  8. Traffic Profiling – Most businesses will now have some kind of traffic analysis software (often Google Analytics) however few small businesses are conversant with all there functions. With Google analytics for example it is possible to set up targets and goals to track the performance of traffic throughout the site. Traffic profiling takes this a stage further by separating traffic and leads into predetermined categories from early stage researchers to general enquirers and the holy grail of hot leads who are ready to buy now.
  9. Lead Management – Once a lead has been captured it is essential that business owners can store and manage these leads effectively. This ranges from creating categories for leads, compiling a history, prospect system to manage calls and recalls and some kind of filtering system to facilitate target marketing and re-marketing. Even if your site is an e-commerce site it is proven that less than 5% of people who visit your site for the first time will buy something and so it is essential to have a lead management programme to facilitate the other 95%
  10. Re-Marketing – It has long been proven in the world of offline marketing that it takes between 5-7 contacts on average to turn a prospect into a top quality lead or sale and this is no different online. On average small to medium sized business owners tend to contact their prospects only 2-3 times and many only make one contact.
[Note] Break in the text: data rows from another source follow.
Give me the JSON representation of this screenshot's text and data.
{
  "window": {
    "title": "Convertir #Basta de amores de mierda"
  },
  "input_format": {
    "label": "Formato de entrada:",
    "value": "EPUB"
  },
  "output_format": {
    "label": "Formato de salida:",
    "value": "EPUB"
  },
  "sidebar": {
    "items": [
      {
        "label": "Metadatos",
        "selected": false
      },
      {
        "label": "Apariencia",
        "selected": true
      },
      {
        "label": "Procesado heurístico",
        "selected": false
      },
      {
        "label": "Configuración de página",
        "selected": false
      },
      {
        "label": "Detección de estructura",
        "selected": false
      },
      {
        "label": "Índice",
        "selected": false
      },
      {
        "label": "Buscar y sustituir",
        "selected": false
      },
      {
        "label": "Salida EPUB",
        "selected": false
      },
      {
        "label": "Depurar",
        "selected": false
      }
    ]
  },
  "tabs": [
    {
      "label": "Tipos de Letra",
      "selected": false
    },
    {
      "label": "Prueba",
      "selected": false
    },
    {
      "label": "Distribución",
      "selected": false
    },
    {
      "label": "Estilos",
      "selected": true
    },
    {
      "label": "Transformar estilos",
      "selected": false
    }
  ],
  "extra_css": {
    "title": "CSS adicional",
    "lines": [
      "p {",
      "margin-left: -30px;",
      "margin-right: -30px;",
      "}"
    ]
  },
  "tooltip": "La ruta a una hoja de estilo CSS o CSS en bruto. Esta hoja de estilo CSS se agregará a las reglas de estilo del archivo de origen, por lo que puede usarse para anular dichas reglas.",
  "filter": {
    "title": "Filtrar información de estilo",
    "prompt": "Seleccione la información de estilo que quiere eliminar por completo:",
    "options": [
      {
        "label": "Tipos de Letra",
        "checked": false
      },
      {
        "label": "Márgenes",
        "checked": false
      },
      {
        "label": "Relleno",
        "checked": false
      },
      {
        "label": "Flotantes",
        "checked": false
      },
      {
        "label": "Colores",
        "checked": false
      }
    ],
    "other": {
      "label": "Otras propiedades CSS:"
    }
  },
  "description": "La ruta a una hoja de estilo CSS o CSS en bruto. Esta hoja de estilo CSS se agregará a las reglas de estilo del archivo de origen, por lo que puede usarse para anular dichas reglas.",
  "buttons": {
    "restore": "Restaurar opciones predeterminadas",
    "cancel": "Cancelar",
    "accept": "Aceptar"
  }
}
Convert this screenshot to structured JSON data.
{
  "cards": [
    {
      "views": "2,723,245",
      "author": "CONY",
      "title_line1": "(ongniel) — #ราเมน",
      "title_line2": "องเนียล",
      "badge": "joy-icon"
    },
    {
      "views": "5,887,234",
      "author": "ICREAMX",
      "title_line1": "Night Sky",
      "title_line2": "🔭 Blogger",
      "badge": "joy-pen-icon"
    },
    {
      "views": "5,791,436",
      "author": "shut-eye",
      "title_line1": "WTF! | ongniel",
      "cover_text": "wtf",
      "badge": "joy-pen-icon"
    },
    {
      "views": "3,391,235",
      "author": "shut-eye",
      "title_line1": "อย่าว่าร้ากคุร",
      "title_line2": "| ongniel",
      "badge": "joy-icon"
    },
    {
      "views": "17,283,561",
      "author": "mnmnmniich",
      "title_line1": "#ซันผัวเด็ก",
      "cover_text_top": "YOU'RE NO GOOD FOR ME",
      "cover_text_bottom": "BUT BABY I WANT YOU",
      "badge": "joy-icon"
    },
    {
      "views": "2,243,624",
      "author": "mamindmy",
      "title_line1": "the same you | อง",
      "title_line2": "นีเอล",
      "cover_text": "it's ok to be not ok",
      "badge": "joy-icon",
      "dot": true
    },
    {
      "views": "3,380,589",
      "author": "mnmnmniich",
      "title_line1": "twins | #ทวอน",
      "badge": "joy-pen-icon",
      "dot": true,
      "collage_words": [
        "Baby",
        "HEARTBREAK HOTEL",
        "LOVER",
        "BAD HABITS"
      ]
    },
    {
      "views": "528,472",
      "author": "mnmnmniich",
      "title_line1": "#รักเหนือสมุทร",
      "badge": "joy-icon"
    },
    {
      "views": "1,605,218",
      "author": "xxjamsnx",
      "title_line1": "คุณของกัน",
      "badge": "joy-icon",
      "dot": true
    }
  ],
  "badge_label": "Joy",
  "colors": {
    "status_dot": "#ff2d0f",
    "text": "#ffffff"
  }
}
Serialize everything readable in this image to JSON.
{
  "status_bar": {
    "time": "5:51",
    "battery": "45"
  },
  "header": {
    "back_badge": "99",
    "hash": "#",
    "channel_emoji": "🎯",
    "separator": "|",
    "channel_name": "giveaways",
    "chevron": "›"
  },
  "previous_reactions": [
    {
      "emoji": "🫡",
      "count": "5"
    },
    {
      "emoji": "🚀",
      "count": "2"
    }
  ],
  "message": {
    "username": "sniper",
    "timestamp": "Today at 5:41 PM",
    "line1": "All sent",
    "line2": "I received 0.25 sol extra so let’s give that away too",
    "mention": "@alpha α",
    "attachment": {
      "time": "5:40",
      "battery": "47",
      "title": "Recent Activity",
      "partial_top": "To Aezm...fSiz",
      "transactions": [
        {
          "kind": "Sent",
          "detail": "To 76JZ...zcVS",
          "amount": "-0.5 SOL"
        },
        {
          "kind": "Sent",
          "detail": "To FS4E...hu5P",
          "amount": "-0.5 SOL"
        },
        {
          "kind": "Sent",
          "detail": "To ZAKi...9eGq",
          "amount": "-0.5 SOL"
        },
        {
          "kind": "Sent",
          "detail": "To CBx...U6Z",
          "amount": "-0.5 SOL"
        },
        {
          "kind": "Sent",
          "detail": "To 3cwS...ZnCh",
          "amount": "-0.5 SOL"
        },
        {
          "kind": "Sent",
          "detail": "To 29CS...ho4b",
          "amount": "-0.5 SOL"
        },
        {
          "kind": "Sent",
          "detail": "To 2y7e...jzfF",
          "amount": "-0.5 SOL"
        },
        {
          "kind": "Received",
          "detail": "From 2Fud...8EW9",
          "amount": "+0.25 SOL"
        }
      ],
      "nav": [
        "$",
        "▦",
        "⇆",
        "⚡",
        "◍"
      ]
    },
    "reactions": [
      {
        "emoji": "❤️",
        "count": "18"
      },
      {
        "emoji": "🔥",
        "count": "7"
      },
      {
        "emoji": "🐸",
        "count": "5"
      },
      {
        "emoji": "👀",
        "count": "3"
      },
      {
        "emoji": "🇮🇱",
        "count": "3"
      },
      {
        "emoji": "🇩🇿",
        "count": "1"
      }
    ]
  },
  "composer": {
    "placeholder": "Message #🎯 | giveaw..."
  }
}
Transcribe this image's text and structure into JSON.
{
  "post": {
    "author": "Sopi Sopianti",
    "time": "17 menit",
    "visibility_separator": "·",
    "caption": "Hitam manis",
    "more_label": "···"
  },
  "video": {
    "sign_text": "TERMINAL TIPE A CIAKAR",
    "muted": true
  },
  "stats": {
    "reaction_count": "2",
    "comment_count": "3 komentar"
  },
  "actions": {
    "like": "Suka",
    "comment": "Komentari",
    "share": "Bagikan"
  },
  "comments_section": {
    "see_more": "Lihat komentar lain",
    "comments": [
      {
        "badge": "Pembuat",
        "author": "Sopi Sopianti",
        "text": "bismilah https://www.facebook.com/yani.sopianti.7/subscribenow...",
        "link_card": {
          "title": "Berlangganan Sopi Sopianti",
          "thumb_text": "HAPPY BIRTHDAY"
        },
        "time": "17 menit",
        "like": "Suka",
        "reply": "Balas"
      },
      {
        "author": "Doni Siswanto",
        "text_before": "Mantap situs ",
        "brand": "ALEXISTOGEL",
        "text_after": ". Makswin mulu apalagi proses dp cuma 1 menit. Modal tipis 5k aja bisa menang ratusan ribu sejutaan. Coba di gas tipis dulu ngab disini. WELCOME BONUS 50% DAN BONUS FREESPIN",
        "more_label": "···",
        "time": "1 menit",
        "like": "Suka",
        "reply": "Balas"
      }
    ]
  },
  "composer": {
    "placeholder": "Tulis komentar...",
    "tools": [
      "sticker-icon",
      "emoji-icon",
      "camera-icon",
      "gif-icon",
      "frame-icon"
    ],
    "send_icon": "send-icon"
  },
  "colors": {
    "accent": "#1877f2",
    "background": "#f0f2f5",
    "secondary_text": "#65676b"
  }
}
This is one major area where a small business owner can truly maximise their ROI when it comes to online marketing by having the capacity to simply and regularly contact their prospect base.